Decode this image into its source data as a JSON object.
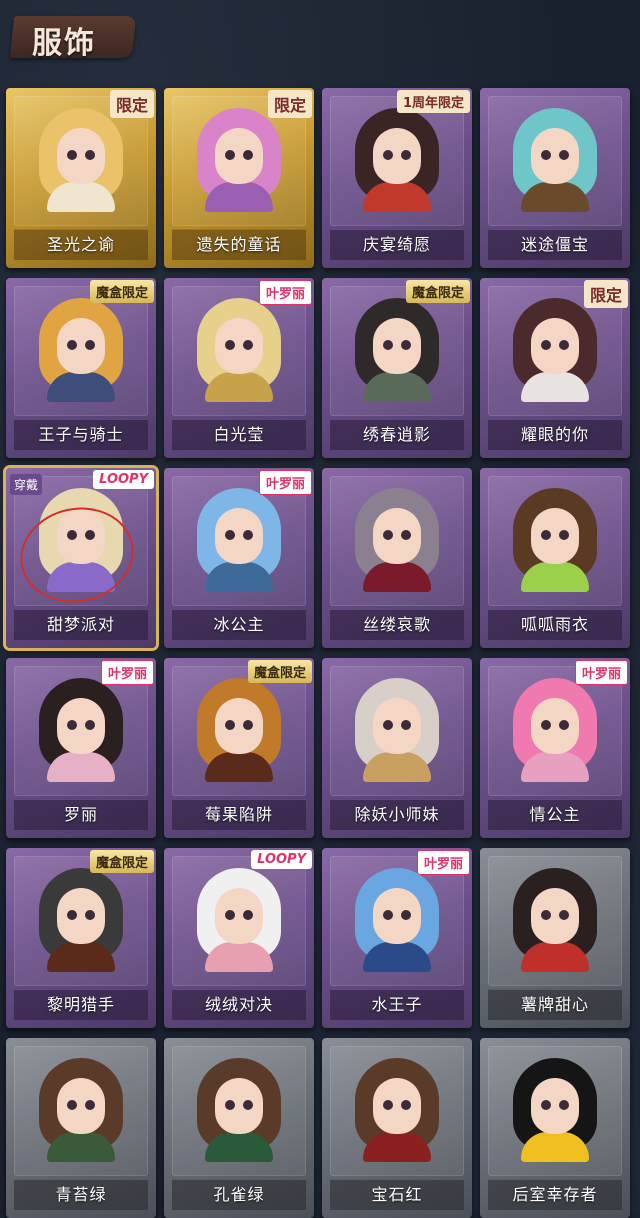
{
  "header": {
    "title": "服饰"
  },
  "cards": [
    {
      "name": "圣光之谕",
      "style": "gold",
      "badge": "限定",
      "badge_type": "limited",
      "hair": "#e9c26a",
      "outfit": "#f0e6d0"
    },
    {
      "name": "遗失的童话",
      "style": "gold",
      "badge": "限定",
      "badge_type": "limited",
      "hair": "#d983c9",
      "outfit": "#9a5fb0"
    },
    {
      "name": "庆宴绮愿",
      "style": "purple",
      "badge": "1周年限定",
      "badge_type": "anniv",
      "hair": "#3a2424",
      "outfit": "#c0392b"
    },
    {
      "name": "迷途僵宝",
      "style": "purple",
      "badge": "",
      "badge_type": "",
      "hair": "#6fc6c9",
      "outfit": "#6a4a2a"
    },
    {
      "name": "王子与骑士",
      "style": "purple",
      "badge": "魔盒限定",
      "badge_type": "box",
      "hair": "#e0a442",
      "outfit": "#3e4d7a"
    },
    {
      "name": "白光莹",
      "style": "purple",
      "badge": "叶罗丽",
      "badge_type": "lolita",
      "hair": "#e6d08c",
      "outfit": "#c7a24a"
    },
    {
      "name": "绣春逍影",
      "style": "purple",
      "badge": "魔盒限定",
      "badge_type": "box",
      "hair": "#2e2a2a",
      "outfit": "#5a6a5a"
    },
    {
      "name": "耀眼的你",
      "style": "purple",
      "badge": "限定",
      "badge_type": "limited",
      "hair": "#4a2a2a",
      "outfit": "#e8e2e0"
    },
    {
      "name": "甜梦派对",
      "style": "purple",
      "badge": "LOOPY",
      "badge_type": "loopy",
      "hair": "#e8d8b0",
      "outfit": "#8a6ac8",
      "selected": true,
      "wear": "穿戴"
    },
    {
      "name": "冰公主",
      "style": "purple",
      "badge": "叶罗丽",
      "badge_type": "lolita",
      "hair": "#7fb6e8",
      "outfit": "#3e6a9a"
    },
    {
      "name": "丝缕哀歌",
      "style": "purple",
      "badge": "",
      "badge_type": "",
      "hair": "#8a8090",
      "outfit": "#7a1a2a"
    },
    {
      "name": "呱呱雨衣",
      "style": "purple",
      "badge": "",
      "badge_type": "",
      "hair": "#5a3a22",
      "outfit": "#9ad04a"
    },
    {
      "name": "罗丽",
      "style": "purple",
      "badge": "叶罗丽",
      "badge_type": "lolita",
      "hair": "#2a2020",
      "outfit": "#e6b0c6"
    },
    {
      "name": "莓果陷阱",
      "style": "purple",
      "badge": "魔盒限定",
      "badge_type": "box",
      "hair": "#c07a2a",
      "outfit": "#5a2a1a"
    },
    {
      "name": "除妖小师妹",
      "style": "purple",
      "badge": "",
      "badge_type": "",
      "hair": "#d8d0c8",
      "outfit": "#c8a060"
    },
    {
      "name": "情公主",
      "style": "purple",
      "badge": "叶罗丽",
      "badge_type": "lolita",
      "hair": "#f07ab0",
      "outfit": "#e8a0c0"
    },
    {
      "name": "黎明猎手",
      "style": "purple",
      "badge": "魔盒限定",
      "badge_type": "box",
      "hair": "#3a3a3a",
      "outfit": "#5a2a1a"
    },
    {
      "name": "绒绒对决",
      "style": "purple",
      "badge": "LOOPY",
      "badge_type": "loopy",
      "hair": "#f0f0f0",
      "outfit": "#e8a0b0"
    },
    {
      "name": "水王子",
      "style": "purple",
      "badge": "叶罗丽",
      "badge_type": "lolita",
      "hair": "#6aa6e0",
      "outfit": "#2a4a8a"
    },
    {
      "name": "薯牌甜心",
      "style": "gray",
      "badge": "",
      "badge_type": "",
      "hair": "#2a2020",
      "outfit": "#c0302a"
    },
    {
      "name": "青苔绿",
      "style": "gray",
      "badge": "",
      "badge_type": "",
      "hair": "#5a3a28",
      "outfit": "#3a5a3a"
    },
    {
      "name": "孔雀绿",
      "style": "gray",
      "badge": "",
      "badge_type": "",
      "hair": "#5a3a28",
      "outfit": "#2a5a3a"
    },
    {
      "name": "宝石红",
      "style": "gray",
      "badge": "",
      "badge_type": "",
      "hair": "#5a3a28",
      "outfit": "#8a2020"
    },
    {
      "name": "后室幸存者",
      "style": "gray",
      "badge": "",
      "badge_type": "",
      "hair": "#151515",
      "outfit": "#f0c020"
    }
  ]
}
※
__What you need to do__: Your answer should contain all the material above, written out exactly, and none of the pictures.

__Answer to this exercise__:
Decode this image into its source data as a JSON object.
{
  "header": {
    "title": "服饰"
  },
  "cards": [
    {
      "name": "圣光之谕",
      "style": "gold",
      "badge": "限定",
      "badge_type": "limited",
      "hair": "#e9c26a",
      "outfit": "#f0e6d0"
    },
    {
      "name": "遗失的童话",
      "style": "gold",
      "badge": "限定",
      "badge_type": "limited",
      "hair": "#d983c9",
      "outfit": "#9a5fb0"
    },
    {
      "name": "庆宴绮愿",
      "style": "purple",
      "badge": "1周年限定",
      "badge_type": "anniv",
      "hair": "#3a2424",
      "outfit": "#c0392b"
    },
    {
      "name": "迷途僵宝",
      "style": "purple",
      "badge": "",
      "badge_type": "",
      "hair": "#6fc6c9",
      "outfit": "#6a4a2a"
    },
    {
      "name": "王子与骑士",
      "style": "purple",
      "badge": "魔盒限定",
      "badge_type": "box",
      "hair": "#e0a442",
      "outfit": "#3e4d7a"
    },
    {
      "name": "白光莹",
      "style": "purple",
      "badge": "叶罗丽",
      "badge_type": "lolita",
      "hair": "#e6d08c",
      "outfit": "#c7a24a"
    },
    {
      "name": "绣春逍影",
      "style": "purple",
      "badge": "魔盒限定",
      "badge_type": "box",
      "hair": "#2e2a2a",
      "outfit": "#5a6a5a"
    },
    {
      "name": "耀眼的你",
      "style": "purple",
      "badge": "限定",
      "badge_type": "limited",
      "hair": "#4a2a2a",
      "outfit": "#e8e2e0"
    },
    {
      "name": "甜梦派对",
      "style": "purple",
      "badge": "LOOPY",
      "badge_type": "loopy",
      "hair": "#e8d8b0",
      "outfit": "#8a6ac8",
      "selected": true,
      "wear": "穿戴"
    },
    {
      "name": "冰公主",
      "style": "purple",
      "badge": "叶罗丽",
      "badge_type": "lolita",
      "hair": "#7fb6e8",
      "outfit": "#3e6a9a"
    },
    {
      "name": "丝缕哀歌",
      "style": "purple",
      "badge": "",
      "badge_type": "",
      "hair": "#8a8090",
      "outfit": "#7a1a2a"
    },
    {
      "name": "呱呱雨衣",
      "style": "purple",
      "badge": "",
      "badge_type": "",
      "hair": "#5a3a22",
      "outfit": "#9ad04a"
    },
    {
      "name": "罗丽",
      "style": "purple",
      "badge": "叶罗丽",
      "badge_type": "lolita",
      "hair": "#2a2020",
      "outfit": "#e6b0c6"
    },
    {
      "name": "莓果陷阱",
      "style": "purple",
      "badge": "魔盒限定",
      "badge_type": "box",
      "hair": "#c07a2a",
      "outfit": "#5a2a1a"
    },
    {
      "name": "除妖小师妹",
      "style": "purple",
      "badge": "",
      "badge_type": "",
      "hair": "#d8d0c8",
      "outfit": "#c8a060"
    },
    {
      "name": "情公主",
      "style": "purple",
      "badge": "叶罗丽",
      "badge_type": "lolita",
      "hair": "#f07ab0",
      "outfit": "#e8a0c0"
    },
    {
      "name": "黎明猎手",
      "style": "purple",
      "badge": "魔盒限定",
      "badge_type": "box",
      "hair": "#3a3a3a",
      "outfit": "#5a2a1a"
    },
    {
      "name": "绒绒对决",
      "style": "purple",
      "badge": "LOOPY",
      "badge_type": "loopy",
      "hair": "#f0f0f0",
      "outfit": "#e8a0b0"
    },
    {
      "name": "水王子",
      "style": "purple",
      "badge": "叶罗丽",
      "badge_type": "lolita",
      "hair": "#6aa6e0",
      "outfit": "#2a4a8a"
    },
    {
      "name": "薯牌甜心",
      "style": "gray",
      "badge": "",
      "badge_type": "",
      "hair": "#2a2020",
      "outfit": "#c0302a"
    },
    {
      "name": "青苔绿",
      "style": "gray",
      "badge": "",
      "badge_type": "",
      "hair": "#5a3a28",
      "outfit": "#3a5a3a"
    },
    {
      "name": "孔雀绿",
      "style": "gray",
      "badge": "",
      "badge_type": "",
      "hair": "#5a3a28",
      "outfit": "#2a5a3a"
    },
    {
      "name": "宝石红",
      "style": "gray",
      "badge": "",
      "badge_type": "",
      "hair": "#5a3a28",
      "outfit": "#8a2020"
    },
    {
      "name": "后室幸存者",
      "style": "gray",
      "badge": "",
      "badge_type": "",
      "hair": "#151515",
      "outfit": "#f0c020"
    }
  ]
}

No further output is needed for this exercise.